How to avoid blowing up your trading account using options

The wrong bet can potentially lead to infinite losses

Options are a great tool for investors who want to limit risk but can prove costly for those who don’t know how to use them properly, according to one market pro.

An option’s value is determined by a number of factors, including price, time to expiration and volatility, and investors who may be less tuned in to financial markets could be caught off guard by sudden shifts that result in the value of their purchase going to zero or even lower.

The “easiest way” to blow up your trading account is by selling naked options, according to Anthony Saliba, CEO of the Chicago-based Matrix Execution Group, an executing broker-dealer that specializes in options and equities, told FOX Business.

Selling a naked option gives traders an infinite amount of risk, since they don't yet own the linked security and might be forced to buy during a period of upheaval, while limiting their reward.

“The other way to blow through your capital is just to keep buying calls, rolling the dice for a big move, and not have it happen,” he said, noting that a lot of investors lose out to time decay. Buying a call or a put outright gives investors the right to buy or sell a stock at a given price by a specified date.


Options trading has exploded in recent months as more investors have taken a personal interest in their investment decisions while sheltering at home during the COVID-19 pandemic.

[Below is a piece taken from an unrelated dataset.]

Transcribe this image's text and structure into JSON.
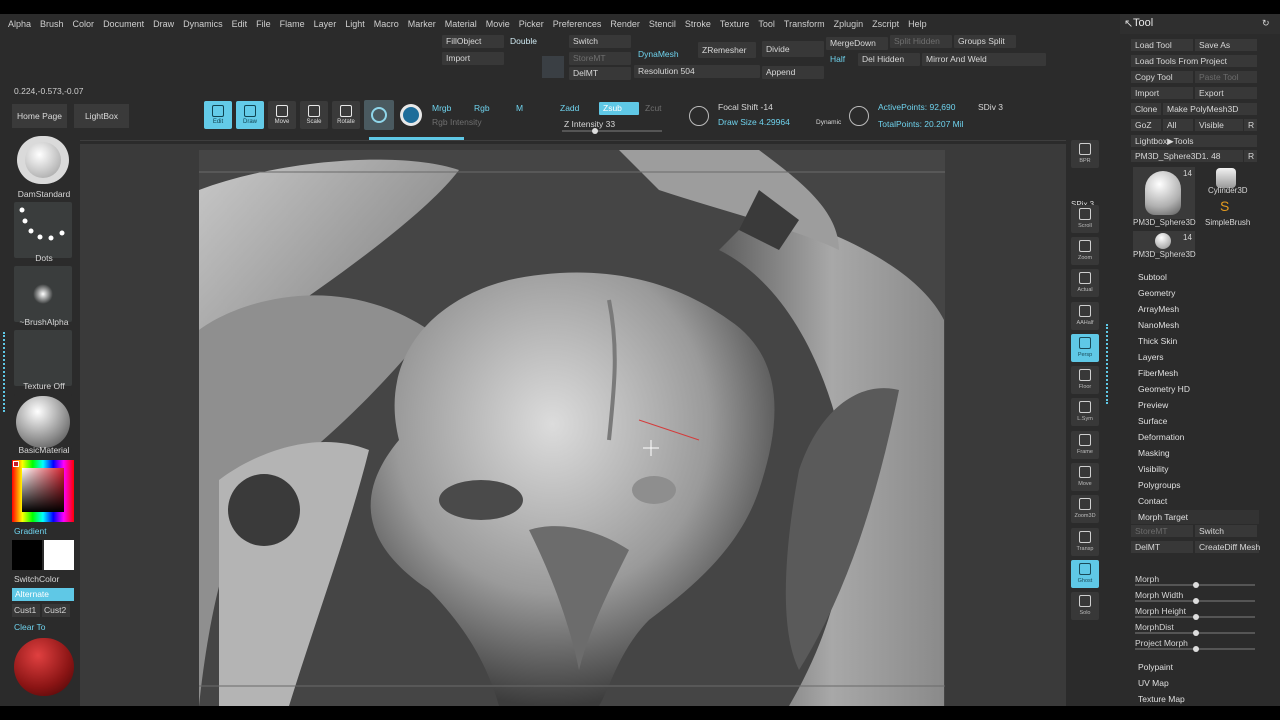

Three of the five largest trading days by options contract volume came in June of this year, according to the Options Clearing Corporation. On June 11, a record 2.8 million one-lot orders were filled, evidence retail investors were getting into the game, according to Saliba.

The majority of option trades made by beginners are purchases that have finite risk and sales that have finite reward.

When investors buy an option, they have one chance to profit: A move in the direction they anticipated. They will lose money if the stock doesn't move or goes in the opposite direction.

When investors sell an option, they have two chances to make money: if the stocks sits or moves the way they expect. They lose if the stock does otherwise.

Therefore, Saliba believes investors should take the time to learn about spreads, which keep traders “insulated to a great degree from a sudden loss” while they are still getting comfortable with options.

As with anything, it's important to “get the proper education and training,” he said, noting that anyone interested in options should learn basic hockey-stick graphs of profit and loss outcomes, be familiar with volatility and most importantly, find a mentor.


“Find that kind of a community, a chat room or a bulletin board or subReddit Group,” he said. “That really helps, to have one or two of them up while you're trading and get comfortable with one that you like. Eventually, you might even be contributing.”